Multiprotocol Label Switching (MPLS) is a mechanism in high-performance telecommunications networks that directs data from one network node to the next based on short path labels rather than long network addresses, avoiding complex lookups in a routing table.


MPLS (Multiprotocol Label Switching) is and why allowing packets to be forwarded at the Layer 2 (switching) level rather than at the Layer 3 (routing) level is important for Quality of Service (QoS).

Multiprotocol Label Switching (MPLS) is a protocol for speeding up and shaping network traffic flows.

MPLS allows most packets to be forwarded at Layer 2 (the switching level) rather than having to be passed up to Layer 3 (the routing level). Each packet gets labeled on entry into the service provider’s network by the ingress router. All the subsequent routing switches perform packet forwarding based only on those labels—they never look as far as the IP header. Finally, the egress router removes the label(s) and forwards the original IP packet toward its final destination.

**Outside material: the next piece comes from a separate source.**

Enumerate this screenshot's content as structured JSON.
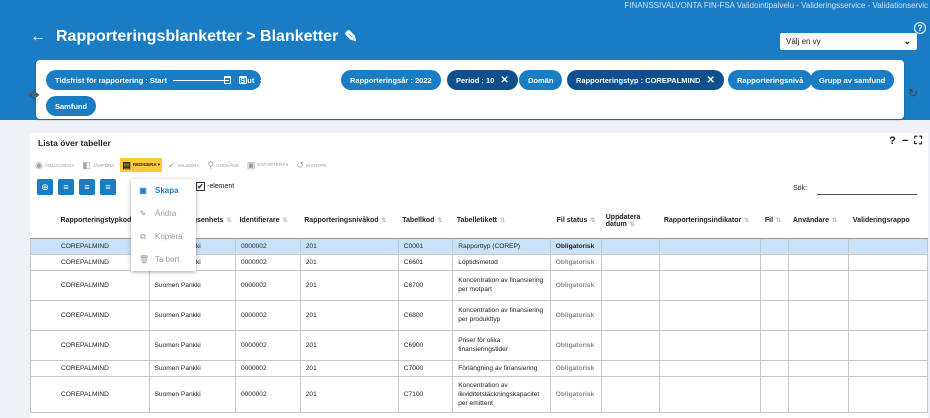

This diagram illustrates how a simple MPLS network works.
MPLS network diagram